Common sense dictates that if you watch a single episode of CSI: Crime Scene Investigation where a gay character is depicted as a serial killer, you won’t assume all gays are murderers.
But what happens if you watch 1,000 episodes and in 800 episodes all the gay characters are portrayed as serial killers?
Red Deer College instructor Carlen Lavigne raises the question in her award-winning paper, Death Wore Black Chiffon: Sex and Gender in CSI.
Using the popular prime-time crime series CSI as a case study, Lavigne took a microscope to the 25 episodes of Season 5 (September 2004 to May 2005) to determine whether prime-time television engenders shallow stereotypes in their depictions of women and sexual subcultures.
“We tend to form impressions about the world around us based on the messaging that surrounds us in television and in movies,” said Lavigne, a RDC communications and media studies instructor.
“It’s not as simple as I watched an episode in CSI and it had a gay serial killer, therefore I now assume all gay people are serial killers. That’s really simplistic.”
Lavigne recently presented her paper and opened the conversation recently as part of RDC’s Homegrown speaker series, highlighting some of the RDC faculty’s research.
Lavigne specializes in communication and media studies with a particular interest in gender and queer studies and race studies.
Her paper was published in 2009 and she won a faculty scholarship recognition award a year later. “One of the things that struck me when CSI came out was this very patriarchal nuclear family structure where you have the straight white male in charge,” Lavigne said. “You have this straight white female second in command.”
She noticed the stereotypical depictions throughout the casting, including the secondary characters who were only on the screen for a few minutes, for example, as a suspect in a crime.
Lavigne said the writers did not have time to develop them into complex characters so they used a lot of stereotypes as sort of shorthand to move the plot along.
“Which is why you get episodes where suddenly they are in the ghetto and they are surrounded by black youth, stereotypes like this,” she said.
“The only way to get around that is to allow more diversity in the regular characters. We need to see gay detectives on TV. We need to see women in charge rather than answering to the patriarch father figure. That’s the kind of change that I’m really talking about.”
Lavigne said she noticed this format in the original series and again when CSI: Miami debuted in 2002 and CSI: New York followed in 2004.

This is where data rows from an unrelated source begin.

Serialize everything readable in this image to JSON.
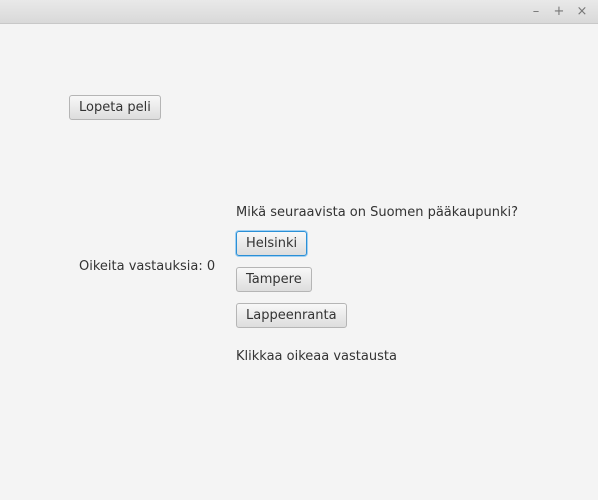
{
  "window": {
    "controls": {
      "minimize": "–",
      "maximize": "+",
      "close": "×"
    }
  },
  "toolbar": {
    "quit_label": "Lopeta peli"
  },
  "score": {
    "text": "Oikeita vastauksia: 0"
  },
  "question": {
    "text": "Mikä seuraavista on Suomen pääkaupunki?",
    "options": [
      "Helsinki",
      "Tampere",
      "Lappeenranta"
    ],
    "focused_option": "Helsinki"
  },
  "status": {
    "text": "Klikkaa oikeaa vastausta"
  },
  "colors": {
    "background": "#f4f4f4",
    "focus_ring": "#2a8fd6"
  }
}
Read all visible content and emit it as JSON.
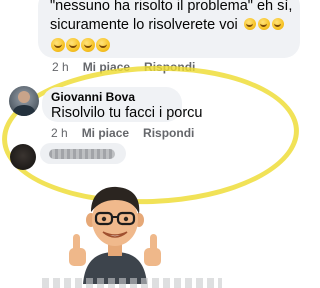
{
  "top_comment": {
    "line1": "\"nessuno ha risolto il problema\" eh sì,",
    "line2": "sicuramente lo risolverete voi",
    "actions": {
      "time": "2 h",
      "like": "Mi piace",
      "reply": "Rispondi"
    }
  },
  "reply_comment": {
    "author": "Giovanni Bova",
    "text": "Risolvilo tu facci i porcu",
    "actions": {
      "time": "2 h",
      "like": "Mi piace",
      "reply": "Rispondi"
    }
  },
  "colors": {
    "bubble": "#f0f2f5",
    "meta_text": "#65676b",
    "highlight": "#eedc32"
  },
  "icons": [
    "laughing-emoji-icon",
    "user-avatar",
    "memoji-thumbs-up-sticker"
  ]
}
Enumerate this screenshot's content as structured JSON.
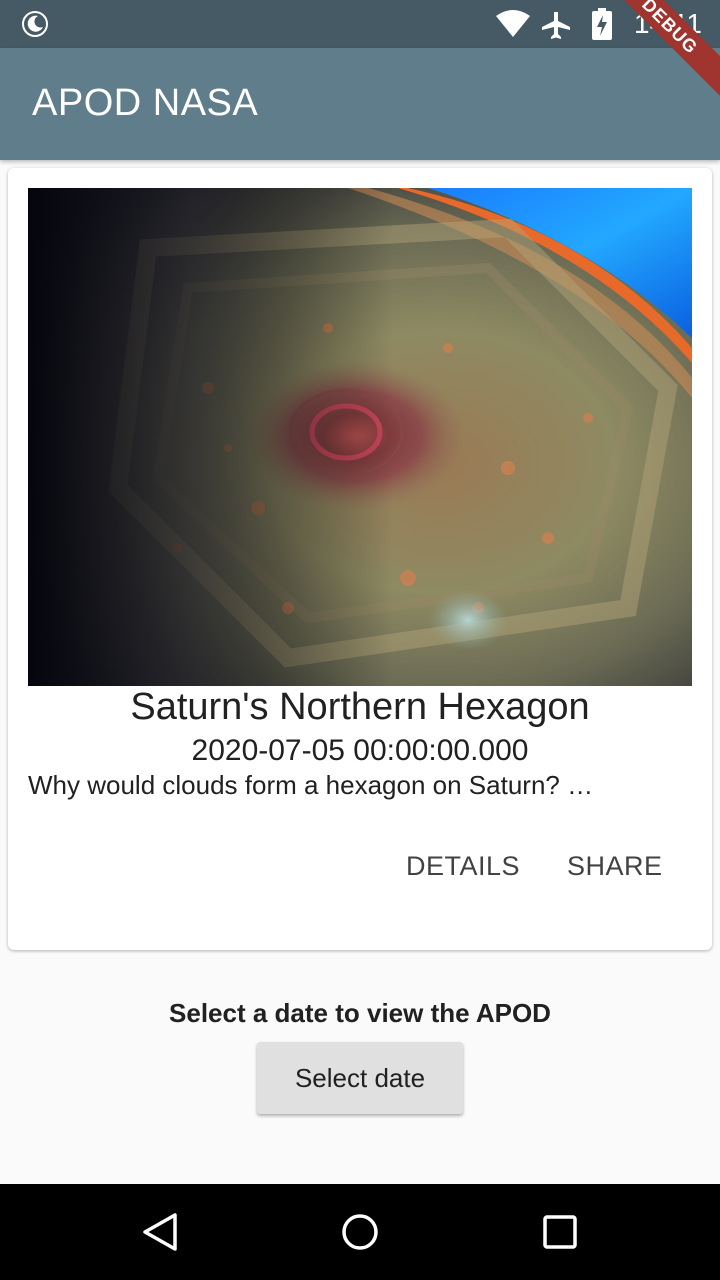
{
  "status_bar": {
    "time": "14:11",
    "icons": [
      "moon-icon",
      "wifi-icon",
      "airplane-icon",
      "battery-icon"
    ]
  },
  "app_bar": {
    "title": "APOD NASA"
  },
  "debug_banner": {
    "label": "DEBUG"
  },
  "card": {
    "image_name": "saturn-hexagon-image",
    "title": "Saturn's Northern Hexagon",
    "date": "2020-07-05 00:00:00.000",
    "description": "Why would clouds form a hexagon on Saturn? …",
    "details_label": "DETAILS",
    "share_label": "SHARE"
  },
  "date_select": {
    "prompt": "Select a date to view the APOD",
    "button_label": "Select date"
  },
  "nav_bar": {
    "icons": [
      "back-icon",
      "home-icon",
      "recents-icon"
    ]
  },
  "colors": {
    "status_bar": "#455a64",
    "app_bar": "#607d8b",
    "debug_banner": "#a0342e",
    "background": "#fafafa",
    "button": "#e0e0e0"
  }
}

“At that point, I thought this is getting blatantly repetitive where they are just using the same structure over and over again,” said Lavigne. “That was when I started paying more attention.”
Lavigne said she was surprised at the blatant sexualization of women’s bodies in the show. There are 15 episodes in Season 5 where women are killed and in 12 episodes, they are found in lingerie or party dresses.
“They are lying on the bed,” said Lavigne. “They are in their mid-20s. They are thin and attractive. Their bodies are displayed for the viewer. There is a really uncomfortable necrophilia element. There’s even an episode where the coroner comments on how beautiful the body is.”
Lavigne said it’s important to pay attention to what is shown on television and to take a step beyond just watching for entertainment value and to think about the larger message. She said we should start thinking about what kind of stereotypes are showing up and what are not on the screen.
“There is no iteration of CSI that has a gay detective for example,” she said. “Wouldn’t it be nice to see an example of that once in a while? I think we need to continue to pay attention to it. CSI is probably going off the air in the next year or two but we still have Bones, Castle and the Mentalist and Law and Order.”
Lavigne said there are some new shows that are changing the dynamics, mostly niche cable shows, but they are not showing up on the larger networks like CBS, ABC or NBC, which flood the Canadian airwaves.
“Networks do not like taking chances,” said Lavigne. “They like making money, which means they have a tendency to copy everything that has been successful in the past, which is why we get Law and Order: SVU and Law and Order: Missing Pets. I don’t think they are going to change it until audiences start indicating they would like to see a change.”